under the "Civil Rights Act of 1967 and the
Rehabilitation Act of 1973, " based on the denial of the
plaintiffs application for public housing. It seeks $900
million in damages. (See Motion, passim.)
attached to the Motion suggest that the plaintiff suffers
from a number of medical conditions, was injured in 1989 and
reinjured in 1998, and is receiving Social Security
disability benefits. (ECF no. 2-2) Also attached is a copy of
a dismissed housing discrimination complaint, filed with the
U.S. Department of Housing and Urban Development, Office of
Fair Housing and Equal Opportunity. ("HUD
Complaint", ECF no. 2-3, pp. 1-6)
defendants' motions assert that the Complaint is
untimely, so I must identify the relevant statute of
limitations. From the context, I believe that the plaintiff
intends to assert claims under Title VI of the Civil Rights
Act of 1964, 42 U.S.C. § 2000d (prohibiting
discrimination in federally assisted programs), and the
Rehabilitation Act, 29 U.S.C. § 701 (prohibiting
discrimination on the basis of disability). Claims under
Title VI borrow the two-year New Jersey statute of
limitations for personal injury actions. See Thomas v.
Advance Housing, Inc., 475 F.App'x 405, 406-07 (3d
Cir. 2012) (Title VI claims have same two-year statute of
limitations as personal injury claims in New Jersey); Yip
v. Union Cty. Coll., No. 08-3207, 2009 WL 236949, at *2
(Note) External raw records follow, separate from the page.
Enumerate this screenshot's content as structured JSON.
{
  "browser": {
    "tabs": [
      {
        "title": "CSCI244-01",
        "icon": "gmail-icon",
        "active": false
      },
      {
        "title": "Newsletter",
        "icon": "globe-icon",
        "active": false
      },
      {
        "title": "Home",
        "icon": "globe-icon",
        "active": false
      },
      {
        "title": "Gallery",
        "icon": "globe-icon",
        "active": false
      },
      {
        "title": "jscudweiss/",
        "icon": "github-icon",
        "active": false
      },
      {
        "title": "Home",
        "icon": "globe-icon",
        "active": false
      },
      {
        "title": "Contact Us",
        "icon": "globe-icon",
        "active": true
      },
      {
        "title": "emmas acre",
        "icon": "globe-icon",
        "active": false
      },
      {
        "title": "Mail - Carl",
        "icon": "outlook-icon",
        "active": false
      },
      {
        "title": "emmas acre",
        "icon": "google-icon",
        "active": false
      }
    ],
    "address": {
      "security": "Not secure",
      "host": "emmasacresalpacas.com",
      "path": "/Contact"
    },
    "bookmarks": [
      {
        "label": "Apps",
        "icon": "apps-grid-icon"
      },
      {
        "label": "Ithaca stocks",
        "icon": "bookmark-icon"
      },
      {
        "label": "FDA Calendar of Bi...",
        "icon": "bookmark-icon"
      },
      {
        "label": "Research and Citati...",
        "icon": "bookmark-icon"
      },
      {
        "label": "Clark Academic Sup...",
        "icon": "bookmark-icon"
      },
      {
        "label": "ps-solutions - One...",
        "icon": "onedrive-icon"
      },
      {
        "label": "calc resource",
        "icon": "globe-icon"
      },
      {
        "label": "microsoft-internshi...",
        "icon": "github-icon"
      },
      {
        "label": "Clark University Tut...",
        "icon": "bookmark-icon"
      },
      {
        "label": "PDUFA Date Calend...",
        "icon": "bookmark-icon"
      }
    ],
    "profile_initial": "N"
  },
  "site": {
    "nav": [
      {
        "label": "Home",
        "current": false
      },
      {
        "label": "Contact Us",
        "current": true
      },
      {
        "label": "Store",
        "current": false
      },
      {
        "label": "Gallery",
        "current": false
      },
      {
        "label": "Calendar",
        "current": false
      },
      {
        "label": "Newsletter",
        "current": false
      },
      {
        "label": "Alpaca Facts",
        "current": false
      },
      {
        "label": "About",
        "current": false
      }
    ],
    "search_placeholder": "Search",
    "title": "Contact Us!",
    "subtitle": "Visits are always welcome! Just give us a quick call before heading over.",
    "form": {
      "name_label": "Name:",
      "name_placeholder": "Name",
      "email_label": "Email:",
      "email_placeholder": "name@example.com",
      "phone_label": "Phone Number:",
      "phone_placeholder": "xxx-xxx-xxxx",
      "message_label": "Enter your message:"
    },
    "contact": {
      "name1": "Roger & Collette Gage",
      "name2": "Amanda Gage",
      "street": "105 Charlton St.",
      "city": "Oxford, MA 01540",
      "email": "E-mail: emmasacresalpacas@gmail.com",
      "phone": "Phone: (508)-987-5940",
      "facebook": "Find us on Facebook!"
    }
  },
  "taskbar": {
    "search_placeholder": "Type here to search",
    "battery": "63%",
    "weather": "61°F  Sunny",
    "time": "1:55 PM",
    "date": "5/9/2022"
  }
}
(3d Cir. Feb. 3, 2009); Rose v. Seton Hall Univ.,
No. CV 13-7797, 2015 WL 9049438, at *3 (D.N.J. Dec. 15, 2015)
("Claims under Title VI are subject to a two-year
statute of limitations"). Claims under the
Rehabilitation Act have been held subject to either a state
two-year or a federal four-year statute of
to the Complaint, the acts of discrimination occurred on
January 27, 1989, and in "June 200." (Cplt §
III.B) The latter seems to inadvertently omit the last digit
of the year; on that theory, the latest it could be is 2009.
The administrative complaint attached to the Motion alleges
that the discriminatory denials of housing took place in
"1989, 1998, 1999 an[d] the year of 2006." (HUD Cplt.
§ 6a) As for the latest date, then, probably 2006 was
intended; given the most liberal construction, however, the
Complaint alleges an act of discrimination that took place,
at the latest, in 2009.
complaint was not filed until July 19, 2016, well beyond the
statute of limitations. Accordingly, the defendants'